Reproduce the whole listing exactly.

-- Study material follows --

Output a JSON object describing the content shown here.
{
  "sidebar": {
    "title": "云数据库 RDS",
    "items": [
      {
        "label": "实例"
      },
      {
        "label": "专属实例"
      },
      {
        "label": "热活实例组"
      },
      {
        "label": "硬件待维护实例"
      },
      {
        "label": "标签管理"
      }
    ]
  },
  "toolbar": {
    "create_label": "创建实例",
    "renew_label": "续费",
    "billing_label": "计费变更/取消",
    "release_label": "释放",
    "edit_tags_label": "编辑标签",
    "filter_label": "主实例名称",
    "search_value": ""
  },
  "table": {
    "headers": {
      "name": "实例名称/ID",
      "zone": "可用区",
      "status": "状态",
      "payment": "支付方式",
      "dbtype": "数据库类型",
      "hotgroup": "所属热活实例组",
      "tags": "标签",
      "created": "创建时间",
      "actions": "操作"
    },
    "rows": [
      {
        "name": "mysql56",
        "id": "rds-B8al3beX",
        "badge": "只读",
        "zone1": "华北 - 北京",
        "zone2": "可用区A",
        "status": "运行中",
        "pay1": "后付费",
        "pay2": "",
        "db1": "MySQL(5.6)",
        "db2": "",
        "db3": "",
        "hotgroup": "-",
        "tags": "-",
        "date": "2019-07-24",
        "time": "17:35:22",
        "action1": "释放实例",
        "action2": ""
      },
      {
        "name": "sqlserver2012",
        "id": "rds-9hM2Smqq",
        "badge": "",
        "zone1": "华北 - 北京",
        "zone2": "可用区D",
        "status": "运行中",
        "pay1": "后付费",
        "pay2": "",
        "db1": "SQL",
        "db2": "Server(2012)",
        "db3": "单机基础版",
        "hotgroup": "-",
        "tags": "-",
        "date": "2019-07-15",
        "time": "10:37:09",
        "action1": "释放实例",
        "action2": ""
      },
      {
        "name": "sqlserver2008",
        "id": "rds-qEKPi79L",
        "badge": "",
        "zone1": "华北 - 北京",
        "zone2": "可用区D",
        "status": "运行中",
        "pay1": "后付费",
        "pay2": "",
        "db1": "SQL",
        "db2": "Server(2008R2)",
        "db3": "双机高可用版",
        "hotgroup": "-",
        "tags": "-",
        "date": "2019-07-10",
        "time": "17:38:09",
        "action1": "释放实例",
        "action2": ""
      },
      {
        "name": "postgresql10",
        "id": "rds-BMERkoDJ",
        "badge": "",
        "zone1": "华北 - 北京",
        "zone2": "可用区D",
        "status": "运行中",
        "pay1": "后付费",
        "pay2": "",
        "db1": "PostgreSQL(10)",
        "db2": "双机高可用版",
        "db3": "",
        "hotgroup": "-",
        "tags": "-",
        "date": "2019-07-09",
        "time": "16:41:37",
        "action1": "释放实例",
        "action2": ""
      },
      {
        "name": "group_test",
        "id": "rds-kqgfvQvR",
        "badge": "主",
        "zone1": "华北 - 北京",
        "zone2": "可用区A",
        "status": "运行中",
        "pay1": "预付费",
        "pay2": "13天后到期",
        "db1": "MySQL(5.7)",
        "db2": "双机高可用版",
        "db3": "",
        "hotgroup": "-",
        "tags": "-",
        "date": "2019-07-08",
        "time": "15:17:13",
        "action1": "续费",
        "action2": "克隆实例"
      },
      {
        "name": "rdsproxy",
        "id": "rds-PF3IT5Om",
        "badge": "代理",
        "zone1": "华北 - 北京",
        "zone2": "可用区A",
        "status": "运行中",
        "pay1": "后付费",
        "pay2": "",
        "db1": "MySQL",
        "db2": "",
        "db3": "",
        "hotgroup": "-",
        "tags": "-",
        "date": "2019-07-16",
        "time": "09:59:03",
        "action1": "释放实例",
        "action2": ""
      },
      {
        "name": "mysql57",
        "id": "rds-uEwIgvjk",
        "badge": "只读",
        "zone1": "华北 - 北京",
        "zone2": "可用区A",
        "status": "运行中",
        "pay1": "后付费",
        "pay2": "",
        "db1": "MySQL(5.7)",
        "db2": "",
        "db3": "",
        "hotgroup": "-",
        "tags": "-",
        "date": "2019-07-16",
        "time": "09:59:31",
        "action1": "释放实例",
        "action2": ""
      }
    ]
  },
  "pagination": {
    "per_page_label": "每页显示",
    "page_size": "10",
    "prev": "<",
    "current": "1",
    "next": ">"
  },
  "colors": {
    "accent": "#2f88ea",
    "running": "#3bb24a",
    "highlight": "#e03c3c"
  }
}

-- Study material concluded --

▶ **Your response**:
Output a JSON object describing the content shown here.
{
  "sidebar": {
    "title": "云数据库 RDS",
    "items": [
      {
        "label": "实例"
      },
      {
        "label": "专属实例"
      },
      {
        "label": "热活实例组"
      },
      {
        "label": "硬件待维护实例"
      },
      {
        "label": "标签管理"
      }
    ]
  },
  "toolbar": {
    "create_label": "创建实例",
    "renew_label": "续费",
    "billing_label": "计费变更/取消",
    "release_label": "释放",
    "edit_tags_label": "编辑标签",
    "filter_label": "主实例名称",
    "search_value": ""
  },
  "table": {
    "headers": {
      "name": "实例名称/ID",
      "zone": "可用区",
      "status": "状态",
      "payment": "支付方式",
      "dbtype": "数据库类型",
      "hotgroup": "所属热活实例组",
      "tags": "标签",
      "created": "创建时间",
      "actions": "操作"
    },
    "rows": [
      {
        "name": "mysql56",
        "id": "rds-B8al3beX",
        "badge": "只读",
        "zone1": "华北 - 北京",
        "zone2": "可用区A",
        "status": "运行中",
        "pay1": "后付费",
        "pay2": "",
        "db1": "MySQL(5.6)",
        "db2": "",
        "db3": "",
        "hotgroup": "-",
        "tags": "-",
        "date": "2019-07-24",
        "time": "17:35:22",
        "action1": "释放实例",
        "action2": ""
      },
      {
        "name": "sqlserver2012",
        "id": "rds-9hM2Smqq",
        "badge": "",
        "zone1": "华北 - 北京",
        "zone2": "可用区D",
        "status": "运行中",
        "pay1": "后付费",
        "pay2": "",
        "db1": "SQL",
        "db2": "Server(2012)",
        "db3": "单机基础版",
        "hotgroup": "-",
        "tags": "-",
        "date": "2019-07-15",
        "time": "10:37:09",
        "action1": "释放实例",
        "action2": ""
      },
      {
        "name": "sqlserver2008",
        "id": "rds-qEKPi79L",
        "badge": "",
        "zone1": "华北 - 北京",
        "zone2": "可用区D",
        "status": "运行中",
        "pay1": "后付费",
        "pay2": "",
        "db1": "SQL",
        "db2": "Server(2008R2)",
        "db3": "双机高可用版",
        "hotgroup": "-",
        "tags": "-",
        "date": "2019-07-10",
        "time": "17:38:09",
        "action1": "释放实例",
        "action2": ""
      },
      {
        "name": "postgresql10",
        "id": "rds-BMERkoDJ",
        "badge": "",
        "zone1": "华北 - 北京",
        "zone2": "可用区D",
        "status": "运行中",
        "pay1": "后付费",
        "pay2": "",
        "db1": "PostgreSQL(10)",
        "db2": "双机高可用版",
        "db3": "",
        "hotgroup": "-",
        "tags": "-",
        "date": "2019-07-09",
        "time": "16:41:37",
        "action1": "释放实例",
        "action2": ""
      },
      {
        "name": "group_test",
        "id": "rds-kqgfvQvR",
        "badge": "主",
        "zone1": "华北 - 北京",
        "zone2": "可用区A",
        "status": "运行中",
        "pay1": "预付费",
        "pay2": "13天后到期",
        "db1": "MySQL(5.7)",
        "db2": "双机高可用版",
        "db3": "",
        "hotgroup": "-",
        "tags": "-",
        "date": "2019-07-08",
        "time": "15:17:13",
        "action1": "续费",
        "action2": "克隆实例"
      },
      {
        "name": "rdsproxy",
        "id": "rds-PF3IT5Om",
        "badge": "代理",
        "zone1": "华北 - 北京",
        "zone2": "可用区A",
        "status": "运行中",
        "pay1": "后付费",
        "pay2": "",
        "db1": "MySQL",
        "db2": "",
        "db3": "",
        "hotgroup": "-",
        "tags": "-",
        "date": "2019-07-16",
        "time": "09:59:03",
        "action1": "释放实例",
        "action2": ""
      },
      {
        "name": "mysql57",
        "id": "rds-uEwIgvjk",
        "badge": "只读",
        "zone1": "华北 - 北京",
        "zone2": "可用区A",
        "status": "运行中",
        "pay1": "后付费",
        "pay2": "",
        "db1": "MySQL(5.7)",
        "db2": "",
        "db3": "",
        "hotgroup": "-",
        "tags": "-",
        "date": "2019-07-16",
        "time": "09:59:31",
        "action1": "释放实例",
        "action2": ""
      }
    ]
  },
  "pagination": {
    "per_page_label": "每页显示",
    "page_size": "10",
    "prev": "<",
    "current": "1",
    "next": ">"
  },
  "colors": {
    "accent": "#2f88ea",
    "running": "#3bb24a",
    "highlight": "#e03c3c"
  }
}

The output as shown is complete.